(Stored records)
┌────────
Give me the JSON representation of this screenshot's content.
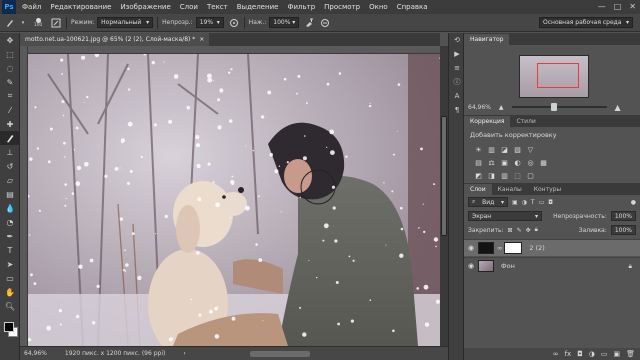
{
  "app": {
    "logo": "Ps"
  },
  "menu": [
    "Файл",
    "Редактирование",
    "Изображение",
    "Слои",
    "Текст",
    "Выделение",
    "Фильтр",
    "Просмотр",
    "Окно",
    "Справка"
  ],
  "window_controls": [
    "—",
    "□",
    "✕"
  ],
  "options": {
    "brush_size": "100",
    "mode_label": "Режим:",
    "mode_value": "Нормальный",
    "opacity_label": "Непрозр.:",
    "opacity_value": "19%",
    "flow_label": "Наж.:",
    "flow_value": "100%",
    "workspace": "Основная рабочая среда"
  },
  "document": {
    "tab_title": "motto.net.ua-100621.jpg @ 65% (2 (2), Слой-маска/8) *",
    "close": "×"
  },
  "status": {
    "zoom": "64,96%",
    "doc_size": "1920 пикс. x 1200 пикс. (96 ppi)"
  },
  "navigator": {
    "tab": "Навигатор",
    "zoom": "64,96%",
    "zoom_fraction": 0.45
  },
  "adjustments": {
    "tabs": [
      "Коррекция",
      "Стили"
    ],
    "title": "Добавить корректировку",
    "row1": [
      "☀",
      "▥",
      "◪",
      "▧",
      "▽"
    ],
    "row2": [
      "▤",
      "⚖",
      "▣",
      "◐",
      "◎",
      "▦"
    ],
    "row3": [
      "◩",
      "◨",
      "▥",
      "⬚",
      "▢"
    ]
  },
  "layers": {
    "tabs": [
      "Слои",
      "Каналы",
      "Контуры"
    ],
    "filter_label": "Вид",
    "blend_mode": "Экран",
    "opacity_label": "Непрозрачность:",
    "opacity_value": "100%",
    "lock_label": "Закрепить:",
    "fill_label": "Заливка:",
    "fill_value": "100%",
    "items": [
      {
        "name": "2 (2)",
        "selected": true
      },
      {
        "name": "Фон",
        "selected": false
      }
    ],
    "footer_icons": [
      "∞",
      "fx",
      "◘",
      "◑",
      "▭",
      "▣",
      "🗑"
    ]
  },
  "colors": {
    "accent": "#31a8ff",
    "navigator_frame": "#e83c3c"
  }
}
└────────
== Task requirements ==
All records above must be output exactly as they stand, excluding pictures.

== Task output ==
Give me the JSON representation of this screenshot's content.
{
  "app": {
    "logo": "Ps"
  },
  "menu": [
    "Файл",
    "Редактирование",
    "Изображение",
    "Слои",
    "Текст",
    "Выделение",
    "Фильтр",
    "Просмотр",
    "Окно",
    "Справка"
  ],
  "window_controls": [
    "—",
    "□",
    "✕"
  ],
  "options": {
    "brush_size": "100",
    "mode_label": "Режим:",
    "mode_value": "Нормальный",
    "opacity_label": "Непрозр.:",
    "opacity_value": "19%",
    "flow_label": "Наж.:",
    "flow_value": "100%",
    "workspace": "Основная рабочая среда"
  },
  "document": {
    "tab_title": "motto.net.ua-100621.jpg @ 65% (2 (2), Слой-маска/8) *",
    "close": "×"
  },
  "status": {
    "zoom": "64,96%",
    "doc_size": "1920 пикс. x 1200 пикс. (96 ppi)"
  },
  "navigator": {
    "tab": "Навигатор",
    "zoom": "64,96%",
    "zoom_fraction": 0.45
  },
  "adjustments": {
    "tabs": [
      "Коррекция",
      "Стили"
    ],
    "title": "Добавить корректировку",
    "row1": [
      "☀",
      "▥",
      "◪",
      "▧",
      "▽"
    ],
    "row2": [
      "▤",
      "⚖",
      "▣",
      "◐",
      "◎",
      "▦"
    ],
    "row3": [
      "◩",
      "◨",
      "▥",
      "⬚",
      "▢"
    ]
  },
  "layers": {
    "tabs": [
      "Слои",
      "Каналы",
      "Контуры"
    ],
    "filter_label": "Вид",
    "blend_mode": "Экран",
    "opacity_label": "Непрозрачность:",
    "opacity_value": "100%",
    "lock_label": "Закрепить:",
    "fill_label": "Заливка:",
    "fill_value": "100%",
    "items": [
      {
        "name": "2 (2)",
        "selected": true
      },
      {
        "name": "Фон",
        "selected": false
      }
    ],
    "footer_icons": [
      "∞",
      "fx",
      "◘",
      "◑",
      "▭",
      "▣",
      "🗑"
    ]
  },
  "colors": {
    "accent": "#31a8ff",
    "navigator_frame": "#e83c3c"
  }
}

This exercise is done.